Though John Deere fashioned his first polished-steel plow in Grand Detour, Illinois in 1837, the evolution of his company took years and remained a small operation for quite some time. By the time he had employed 16 people, the operation was still without a name and a logo. However, in 1868, more than 31 years after John Deere’s operation started as a partnership or single proprietorship, it was incorporated under the name Deere & Company.
The company existed for several years and after a brief spell of success, and then failure, the operations began to solidify and consolidate in Illinois. In 1876, after some deliberation, John Deere registered a logo, the “leaping deer” trademark.
Although it was registered in 1876, the logo has been in use for three years. At this time, the company was producing more than 60,000 plows a year, and it was seen as a necessary move to create a trademark in order to protect against copying and deception.
The original trademark showed a deer bounding over a log, and, according to company sources, it shows an animal that is common to Africa, not the North American white-tailed deer that was portrayed in later logos.
The second version of the John Deere logo was used starting in 1910 and was officially registered in 1912. Though it also featured a deer leaping over a log, there was more detail and definition, and it featured the slogan “The Trade Mark of Quality Made Famous by Good Implements.”
In 1936, the John Deere standardization committee saw a need to adapt its logo so that it would be easier to stencil on products. In response to this declaration, the deer became a solid silhouette and the detail was removed from the artwork.
The 1950’s saw several key changes to the John Deere logo, as the deer’s antlers were turned forward. The log was also removed, and a new slogan was integrated into the logo. “Quality Farm Equipment” was placed under the company’s name and Moline, Illinois, was removed due to the global outreach of the brand.

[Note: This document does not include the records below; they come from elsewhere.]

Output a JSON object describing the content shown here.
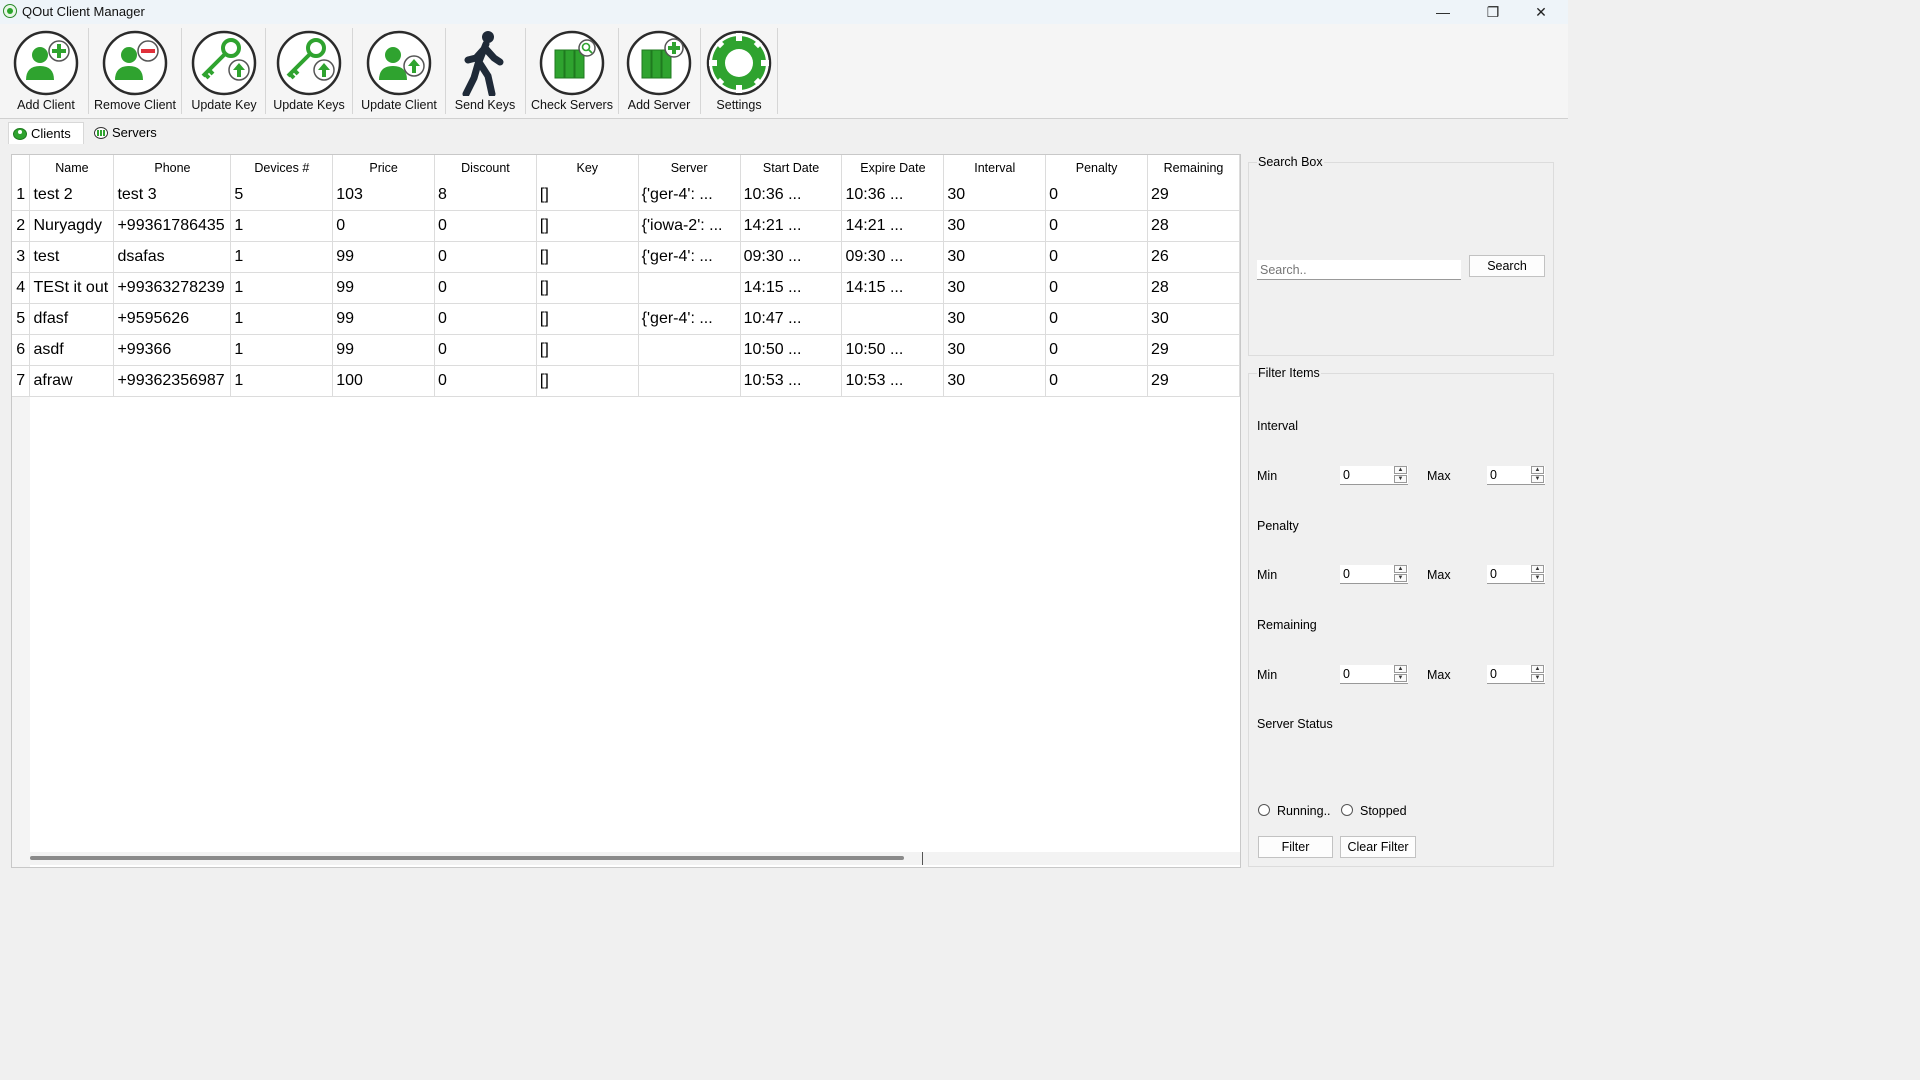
{
  "window": {
    "title": "QOut Client Manager",
    "controls": {
      "minimize": "—",
      "maximize": "❐",
      "close": "✕"
    }
  },
  "toolbar": {
    "buttons": [
      {
        "label": "Add Client",
        "icon": "add-client-icon"
      },
      {
        "label": "Remove Client",
        "icon": "remove-client-icon"
      },
      {
        "label": "Update Key",
        "icon": "update-key-icon"
      },
      {
        "label": "Update Keys",
        "icon": "update-keys-icon"
      },
      {
        "label": "Update Client",
        "icon": "update-client-icon"
      },
      {
        "label": "Send Keys",
        "icon": "walking-person-icon"
      },
      {
        "label": "Check Servers",
        "icon": "check-servers-icon"
      },
      {
        "label": "Add Server",
        "icon": "add-server-icon"
      },
      {
        "label": "Settings",
        "icon": "settings-gear-icon"
      }
    ]
  },
  "tabs": [
    {
      "label": "Clients",
      "icon": "clients-tab-icon",
      "active": true
    },
    {
      "label": "Servers",
      "icon": "servers-tab-icon",
      "active": false
    }
  ],
  "table": {
    "columns": [
      "Name",
      "Phone",
      "Devices #",
      "Price",
      "Discount",
      "Key",
      "Server",
      "Start Date",
      "Expire Date",
      "Interval",
      "Penalty",
      "Remaining"
    ],
    "rows": [
      {
        "num": "1",
        "cells": [
          "test 2",
          "test 3",
          "5",
          "103",
          "8",
          "[]",
          "{'ger-4': ...",
          "10:36 ...",
          "10:36 ...",
          "30",
          "0",
          "29"
        ]
      },
      {
        "num": "2",
        "cells": [
          "Nuryagdy",
          "+99361786435",
          "1",
          "0",
          "0",
          "[]",
          "{'iowa-2': ...",
          "14:21 ...",
          "14:21 ...",
          "30",
          "0",
          "28"
        ]
      },
      {
        "num": "3",
        "cells": [
          "test",
          "dsafas",
          "1",
          "99",
          "0",
          "[]",
          "{'ger-4': ...",
          "09:30 ...",
          "09:30 ...",
          "30",
          "0",
          "26"
        ]
      },
      {
        "num": "4",
        "cells": [
          "TESt it out",
          "+99363278239",
          "1",
          "99",
          "0",
          "[]",
          "",
          "14:15 ...",
          "14:15 ...",
          "30",
          "0",
          "28"
        ]
      },
      {
        "num": "5",
        "cells": [
          "dfasf",
          "+9595626",
          "1",
          "99",
          "0",
          "[]",
          "{'ger-4': ...",
          "10:47 ...",
          "",
          "30",
          "0",
          "30"
        ]
      },
      {
        "num": "6",
        "cells": [
          "asdf",
          "+99366",
          "1",
          "99",
          "0",
          "[]",
          "",
          "10:50 ...",
          "10:50 ...",
          "30",
          "0",
          "29"
        ]
      },
      {
        "num": "7",
        "cells": [
          "afraw",
          "+99362356987",
          "1",
          "100",
          "0",
          "[]",
          "",
          "10:53 ...",
          "10:53 ...",
          "30",
          "0",
          "29"
        ]
      }
    ]
  },
  "search_box": {
    "title": "Search Box",
    "placeholder": "Search..",
    "button": "Search"
  },
  "filter": {
    "title": "Filter Items",
    "interval_label": "Interval",
    "penalty_label": "Penalty",
    "remaining_label": "Remaining",
    "min_label": "Min",
    "max_label": "Max",
    "interval_min": "0",
    "interval_max": "0",
    "penalty_min": "0",
    "penalty_max": "0",
    "remaining_min": "0",
    "remaining_max": "0",
    "server_status_label": "Server Status",
    "running_label": "Running..",
    "stopped_label": "Stopped",
    "filter_button": "Filter",
    "clear_button": "Clear Filter"
  },
  "colors": {
    "accent_green": "#2fa32f",
    "dark_green": "#1f7a1f",
    "icon_outline": "#2b2b2b"
  }
}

The John Deere logo changed over the next decade and by 1968, it was a simple silhouette of a deer with the company’s name underneath and no slogan. This was used until 2000 when the company sharpened the angles of the deer’s legs and antlers – giving the image a new muscularity and attitude that portrayed the power of the brand.